**What this task involves**
Give back the full data, retyped precisely.

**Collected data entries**
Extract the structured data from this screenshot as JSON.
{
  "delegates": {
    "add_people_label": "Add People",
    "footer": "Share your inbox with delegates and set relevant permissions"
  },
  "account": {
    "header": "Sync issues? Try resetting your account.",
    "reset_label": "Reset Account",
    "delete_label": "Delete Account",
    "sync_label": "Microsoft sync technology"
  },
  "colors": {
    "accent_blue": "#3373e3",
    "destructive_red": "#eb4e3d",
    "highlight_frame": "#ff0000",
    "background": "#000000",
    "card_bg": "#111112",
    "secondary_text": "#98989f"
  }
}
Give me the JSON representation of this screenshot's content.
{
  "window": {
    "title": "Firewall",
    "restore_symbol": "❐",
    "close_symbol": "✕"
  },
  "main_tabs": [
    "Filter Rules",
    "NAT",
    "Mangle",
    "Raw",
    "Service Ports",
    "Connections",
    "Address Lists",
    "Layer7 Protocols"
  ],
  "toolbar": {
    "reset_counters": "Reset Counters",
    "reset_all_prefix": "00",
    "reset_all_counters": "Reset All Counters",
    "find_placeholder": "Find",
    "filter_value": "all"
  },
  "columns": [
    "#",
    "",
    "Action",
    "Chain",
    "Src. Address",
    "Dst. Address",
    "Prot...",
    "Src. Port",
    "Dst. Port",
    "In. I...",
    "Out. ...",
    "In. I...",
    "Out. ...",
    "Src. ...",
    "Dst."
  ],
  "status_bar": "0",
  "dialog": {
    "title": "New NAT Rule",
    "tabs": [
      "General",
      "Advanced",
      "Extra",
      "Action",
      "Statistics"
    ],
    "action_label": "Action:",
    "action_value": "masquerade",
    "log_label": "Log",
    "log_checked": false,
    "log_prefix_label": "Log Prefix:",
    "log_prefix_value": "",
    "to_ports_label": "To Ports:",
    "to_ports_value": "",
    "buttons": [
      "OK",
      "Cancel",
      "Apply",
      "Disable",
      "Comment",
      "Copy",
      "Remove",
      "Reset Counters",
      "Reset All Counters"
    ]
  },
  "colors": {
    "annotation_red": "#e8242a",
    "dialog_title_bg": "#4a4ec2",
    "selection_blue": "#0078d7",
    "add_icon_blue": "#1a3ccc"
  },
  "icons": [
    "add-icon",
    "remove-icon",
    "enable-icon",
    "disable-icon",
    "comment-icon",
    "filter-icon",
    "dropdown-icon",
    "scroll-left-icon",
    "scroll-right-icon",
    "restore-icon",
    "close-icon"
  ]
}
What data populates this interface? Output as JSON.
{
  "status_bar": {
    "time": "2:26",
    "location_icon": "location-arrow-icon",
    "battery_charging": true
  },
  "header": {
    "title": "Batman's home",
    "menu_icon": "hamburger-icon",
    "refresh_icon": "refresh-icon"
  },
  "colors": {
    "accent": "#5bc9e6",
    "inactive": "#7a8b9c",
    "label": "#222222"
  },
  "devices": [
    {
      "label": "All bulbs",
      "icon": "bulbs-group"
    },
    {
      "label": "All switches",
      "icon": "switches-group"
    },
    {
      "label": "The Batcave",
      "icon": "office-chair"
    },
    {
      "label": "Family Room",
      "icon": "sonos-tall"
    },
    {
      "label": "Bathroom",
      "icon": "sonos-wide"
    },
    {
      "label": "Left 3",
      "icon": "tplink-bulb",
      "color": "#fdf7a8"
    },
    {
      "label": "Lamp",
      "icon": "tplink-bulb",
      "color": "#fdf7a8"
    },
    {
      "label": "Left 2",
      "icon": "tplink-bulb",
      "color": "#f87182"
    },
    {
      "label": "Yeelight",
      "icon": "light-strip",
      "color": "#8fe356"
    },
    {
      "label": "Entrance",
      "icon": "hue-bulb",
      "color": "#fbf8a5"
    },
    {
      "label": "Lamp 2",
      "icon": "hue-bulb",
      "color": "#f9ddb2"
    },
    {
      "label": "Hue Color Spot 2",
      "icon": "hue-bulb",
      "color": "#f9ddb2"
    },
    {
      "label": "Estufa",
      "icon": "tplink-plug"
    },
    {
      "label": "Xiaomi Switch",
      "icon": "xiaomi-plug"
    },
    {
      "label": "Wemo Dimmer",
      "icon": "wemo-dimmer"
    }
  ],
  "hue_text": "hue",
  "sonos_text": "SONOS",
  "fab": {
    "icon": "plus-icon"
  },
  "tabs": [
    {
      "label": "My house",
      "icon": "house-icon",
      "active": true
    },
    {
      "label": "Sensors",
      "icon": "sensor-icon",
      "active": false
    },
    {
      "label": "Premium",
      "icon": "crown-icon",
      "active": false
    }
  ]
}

**Solution below**
Extract the structured data from this screenshot as JSON.
{
  "delegates": {
    "add_people_label": "Add People",
    "footer": "Share your inbox with delegates and set relevant permissions"
  },
  "account": {
    "header": "Sync issues? Try resetting your account.",
    "reset_label": "Reset Account",
    "delete_label": "Delete Account",
    "sync_label": "Microsoft sync technology"
  },
  "colors": {
    "accent_blue": "#3373e3",
    "destructive_red": "#eb4e3d",
    "highlight_frame": "#ff0000",
    "background": "#000000",
    "card_bg": "#111112",
    "secondary_text": "#98989f"
  }
}
Give me the JSON representation of this screenshot's content.
{
  "window": {
    "title": "Firewall",
    "restore_symbol": "❐",
    "close_symbol": "✕"
  },
  "main_tabs": [
    "Filter Rules",
    "NAT",
    "Mangle",
    "Raw",
    "Service Ports",
    "Connections",
    "Address Lists",
    "Layer7 Protocols"
  ],
  "toolbar": {
    "reset_counters": "Reset Counters",
    "reset_all_prefix": "00",
    "reset_all_counters": "Reset All Counters",
    "find_placeholder": "Find",
    "filter_value": "all"
  },
  "columns": [
    "#",
    "",
    "Action",
    "Chain",
    "Src. Address",
    "Dst. Address",
    "Prot...",
    "Src. Port",
    "Dst. Port",
    "In. I...",
    "Out. ...",
    "In. I...",
    "Out. ...",
    "Src. ...",
    "Dst."
  ],
  "status_bar": "0",
  "dialog": {
    "title": "New NAT Rule",
    "tabs": [
      "General",
      "Advanced",
      "Extra",
      "Action",
      "Statistics"
    ],
    "action_label": "Action:",
    "action_value": "masquerade",
    "log_label": "Log",
    "log_checked": false,
    "log_prefix_label": "Log Prefix:",
    "log_prefix_value": "",
    "to_ports_label": "To Ports:",
    "to_ports_value": "",
    "buttons": [
      "OK",
      "Cancel",
      "Apply",
      "Disable",
      "Comment",
      "Copy",
      "Remove",
      "Reset Counters",
      "Reset All Counters"
    ]
  },
  "colors": {
    "annotation_red": "#e8242a",
    "dialog_title_bg": "#4a4ec2",
    "selection_blue": "#0078d7",
    "add_icon_blue": "#1a3ccc"
  },
  "icons": [
    "add-icon",
    "remove-icon",
    "enable-icon",
    "disable-icon",
    "comment-icon",
    "filter-icon",
    "dropdown-icon",
    "scroll-left-icon",
    "scroll-right-icon",
    "restore-icon",
    "close-icon"
  ]
}
What data populates this interface? Output as JSON.
{
  "status_bar": {
    "time": "2:26",
    "location_icon": "location-arrow-icon",
    "battery_charging": true
  },
  "header": {
    "title": "Batman's home",
    "menu_icon": "hamburger-icon",
    "refresh_icon": "refresh-icon"
  },
  "colors": {
    "accent": "#5bc9e6",
    "inactive": "#7a8b9c",
    "label": "#222222"
  },
  "devices": [
    {
      "label": "All bulbs",
      "icon": "bulbs-group"
    },
    {
      "label": "All switches",
      "icon": "switches-group"
    },
    {
      "label": "The Batcave",
      "icon": "office-chair"
    },
    {
      "label": "Family Room",
      "icon": "sonos-tall"
    },
    {
      "label": "Bathroom",
      "icon": "sonos-wide"
    },
    {
      "label": "Left 3",
      "icon": "tplink-bulb",
      "color": "#fdf7a8"
    },
    {
      "label": "Lamp",
      "icon": "tplink-bulb",
      "color": "#fdf7a8"
    },
    {
      "label": "Left 2",
      "icon": "tplink-bulb",
      "color": "#f87182"
    },
    {
      "label": "Yeelight",
      "icon": "light-strip",
      "color": "#8fe356"
    },
    {
      "label": "Entrance",
      "icon": "hue-bulb",
      "color": "#fbf8a5"
    },
    {
      "label": "Lamp 2",
      "icon": "hue-bulb",
      "color": "#f9ddb2"
    },
    {
      "label": "Hue Color Spot 2",
      "icon": "hue-bulb",
      "color": "#f9ddb2"
    },
    {
      "label": "Estufa",
      "icon": "tplink-plug"
    },
    {
      "label": "Xiaomi Switch",
      "icon": "xiaomi-plug"
    },
    {
      "label": "Wemo Dimmer",
      "icon": "wemo-dimmer"
    }
  ],
  "hue_text": "hue",
  "sonos_text": "SONOS",
  "fab": {
    "icon": "plus-icon"
  },
  "tabs": [
    {
      "label": "My house",
      "icon": "house-icon",
      "active": true
    },
    {
      "label": "Sensors",
      "icon": "sensor-icon",
      "active": false
    },
    {
      "label": "Premium",
      "icon": "crown-icon",
      "active": false
    }
  ]
}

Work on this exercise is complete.